» Your objective: From the records below, copy the lines that include "calendar".

» Material to process:

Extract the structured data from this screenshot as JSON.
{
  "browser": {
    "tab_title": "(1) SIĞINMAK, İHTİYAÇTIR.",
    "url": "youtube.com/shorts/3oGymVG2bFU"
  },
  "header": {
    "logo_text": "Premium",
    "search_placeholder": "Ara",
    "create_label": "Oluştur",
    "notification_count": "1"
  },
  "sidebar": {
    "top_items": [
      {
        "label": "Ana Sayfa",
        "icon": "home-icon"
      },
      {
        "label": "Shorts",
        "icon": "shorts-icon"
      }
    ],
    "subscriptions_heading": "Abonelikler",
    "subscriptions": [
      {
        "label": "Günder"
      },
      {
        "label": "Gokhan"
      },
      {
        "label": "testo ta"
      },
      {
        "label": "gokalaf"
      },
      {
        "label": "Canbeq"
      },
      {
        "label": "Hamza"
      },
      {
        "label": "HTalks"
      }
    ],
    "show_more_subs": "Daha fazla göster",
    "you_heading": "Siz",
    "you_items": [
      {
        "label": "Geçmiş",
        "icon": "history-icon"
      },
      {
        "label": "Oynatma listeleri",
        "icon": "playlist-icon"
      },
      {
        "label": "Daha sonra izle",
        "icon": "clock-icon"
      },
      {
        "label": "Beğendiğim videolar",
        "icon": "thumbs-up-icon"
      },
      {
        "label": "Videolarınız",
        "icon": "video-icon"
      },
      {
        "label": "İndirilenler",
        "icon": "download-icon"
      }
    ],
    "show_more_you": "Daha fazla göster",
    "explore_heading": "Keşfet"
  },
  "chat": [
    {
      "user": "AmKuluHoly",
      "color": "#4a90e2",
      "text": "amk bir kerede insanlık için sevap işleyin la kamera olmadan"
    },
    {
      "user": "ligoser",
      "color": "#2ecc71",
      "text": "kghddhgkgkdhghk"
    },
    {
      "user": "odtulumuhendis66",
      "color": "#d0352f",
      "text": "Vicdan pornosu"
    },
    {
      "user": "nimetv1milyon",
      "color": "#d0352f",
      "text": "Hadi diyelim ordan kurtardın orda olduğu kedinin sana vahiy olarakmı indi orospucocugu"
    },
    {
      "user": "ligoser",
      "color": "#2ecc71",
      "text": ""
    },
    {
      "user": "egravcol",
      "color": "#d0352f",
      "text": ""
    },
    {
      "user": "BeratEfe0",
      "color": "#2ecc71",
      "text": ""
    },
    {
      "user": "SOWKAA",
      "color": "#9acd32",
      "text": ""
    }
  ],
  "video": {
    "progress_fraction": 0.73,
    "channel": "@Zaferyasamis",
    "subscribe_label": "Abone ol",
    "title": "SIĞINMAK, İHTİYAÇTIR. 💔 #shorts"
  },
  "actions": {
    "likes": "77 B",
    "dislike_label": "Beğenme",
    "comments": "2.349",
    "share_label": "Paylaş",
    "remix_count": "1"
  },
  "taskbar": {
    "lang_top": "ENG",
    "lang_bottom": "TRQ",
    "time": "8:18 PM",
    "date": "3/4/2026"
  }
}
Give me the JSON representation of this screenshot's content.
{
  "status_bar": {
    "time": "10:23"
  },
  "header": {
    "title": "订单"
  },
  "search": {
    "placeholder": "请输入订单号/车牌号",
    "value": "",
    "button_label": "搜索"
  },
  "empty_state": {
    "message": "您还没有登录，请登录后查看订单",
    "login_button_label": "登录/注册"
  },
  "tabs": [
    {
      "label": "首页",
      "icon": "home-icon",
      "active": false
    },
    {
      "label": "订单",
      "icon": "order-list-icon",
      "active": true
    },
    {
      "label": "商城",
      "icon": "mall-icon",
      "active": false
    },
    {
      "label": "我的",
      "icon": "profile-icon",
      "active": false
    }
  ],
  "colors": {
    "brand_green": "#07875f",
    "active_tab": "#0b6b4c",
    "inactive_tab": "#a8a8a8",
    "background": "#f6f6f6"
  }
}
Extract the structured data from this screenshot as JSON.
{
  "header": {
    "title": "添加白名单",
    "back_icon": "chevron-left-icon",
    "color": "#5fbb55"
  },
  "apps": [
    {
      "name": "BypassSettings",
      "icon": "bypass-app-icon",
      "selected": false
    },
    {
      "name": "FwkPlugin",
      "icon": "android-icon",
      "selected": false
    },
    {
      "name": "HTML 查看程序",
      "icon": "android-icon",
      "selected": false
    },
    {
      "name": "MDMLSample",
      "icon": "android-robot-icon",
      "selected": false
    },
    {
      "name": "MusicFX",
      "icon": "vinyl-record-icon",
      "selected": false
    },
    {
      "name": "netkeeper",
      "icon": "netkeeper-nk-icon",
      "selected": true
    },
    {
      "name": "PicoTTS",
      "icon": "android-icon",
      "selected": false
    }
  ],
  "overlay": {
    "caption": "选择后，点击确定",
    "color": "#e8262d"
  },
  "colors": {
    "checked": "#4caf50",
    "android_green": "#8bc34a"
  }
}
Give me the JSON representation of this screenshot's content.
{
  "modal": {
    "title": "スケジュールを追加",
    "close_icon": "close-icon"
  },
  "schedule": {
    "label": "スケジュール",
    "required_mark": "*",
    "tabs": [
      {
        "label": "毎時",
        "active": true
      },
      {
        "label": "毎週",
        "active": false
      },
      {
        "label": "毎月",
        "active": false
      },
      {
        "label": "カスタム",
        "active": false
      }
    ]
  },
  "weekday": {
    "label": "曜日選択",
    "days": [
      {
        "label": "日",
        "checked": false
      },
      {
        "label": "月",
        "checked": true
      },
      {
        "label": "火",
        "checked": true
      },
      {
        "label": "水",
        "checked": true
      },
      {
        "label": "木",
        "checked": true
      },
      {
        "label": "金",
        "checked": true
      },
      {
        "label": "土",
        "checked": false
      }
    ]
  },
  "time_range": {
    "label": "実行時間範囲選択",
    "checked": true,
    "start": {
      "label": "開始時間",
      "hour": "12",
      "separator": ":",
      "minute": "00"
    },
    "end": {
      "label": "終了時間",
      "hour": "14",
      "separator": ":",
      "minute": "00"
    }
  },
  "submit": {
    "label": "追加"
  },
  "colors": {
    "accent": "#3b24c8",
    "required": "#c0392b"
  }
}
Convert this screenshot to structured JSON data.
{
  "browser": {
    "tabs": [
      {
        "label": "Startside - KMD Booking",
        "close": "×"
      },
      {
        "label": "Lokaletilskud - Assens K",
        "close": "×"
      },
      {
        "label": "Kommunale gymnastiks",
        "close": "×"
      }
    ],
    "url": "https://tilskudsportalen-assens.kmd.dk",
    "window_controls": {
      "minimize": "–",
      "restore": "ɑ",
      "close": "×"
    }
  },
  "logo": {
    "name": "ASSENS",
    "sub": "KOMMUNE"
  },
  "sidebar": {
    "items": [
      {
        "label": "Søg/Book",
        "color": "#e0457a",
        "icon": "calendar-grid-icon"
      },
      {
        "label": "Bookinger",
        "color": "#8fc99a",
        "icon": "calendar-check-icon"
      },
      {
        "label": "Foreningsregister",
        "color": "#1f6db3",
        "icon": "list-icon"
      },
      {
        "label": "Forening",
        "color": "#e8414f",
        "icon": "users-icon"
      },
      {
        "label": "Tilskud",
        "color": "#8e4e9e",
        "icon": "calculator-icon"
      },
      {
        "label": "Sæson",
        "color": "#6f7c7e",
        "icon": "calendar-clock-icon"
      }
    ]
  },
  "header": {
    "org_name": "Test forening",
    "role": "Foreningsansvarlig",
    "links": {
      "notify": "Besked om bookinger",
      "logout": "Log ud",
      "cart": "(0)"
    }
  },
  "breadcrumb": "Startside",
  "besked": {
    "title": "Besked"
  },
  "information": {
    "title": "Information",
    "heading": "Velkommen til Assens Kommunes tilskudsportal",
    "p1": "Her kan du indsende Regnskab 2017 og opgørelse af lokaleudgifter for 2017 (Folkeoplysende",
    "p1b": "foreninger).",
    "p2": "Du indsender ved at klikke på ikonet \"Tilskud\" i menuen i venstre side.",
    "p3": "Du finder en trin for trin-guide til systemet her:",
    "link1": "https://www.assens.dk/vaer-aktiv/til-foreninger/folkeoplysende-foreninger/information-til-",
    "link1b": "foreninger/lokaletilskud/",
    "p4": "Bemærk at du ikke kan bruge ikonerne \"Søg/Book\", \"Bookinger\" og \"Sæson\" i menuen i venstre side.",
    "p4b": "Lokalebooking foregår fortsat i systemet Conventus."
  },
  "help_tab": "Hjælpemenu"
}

» Solution for this problem:
        "icon": "calendar-grid-icon"
        "icon": "calendar-check-icon"
        "icon": "calendar-clock-icon"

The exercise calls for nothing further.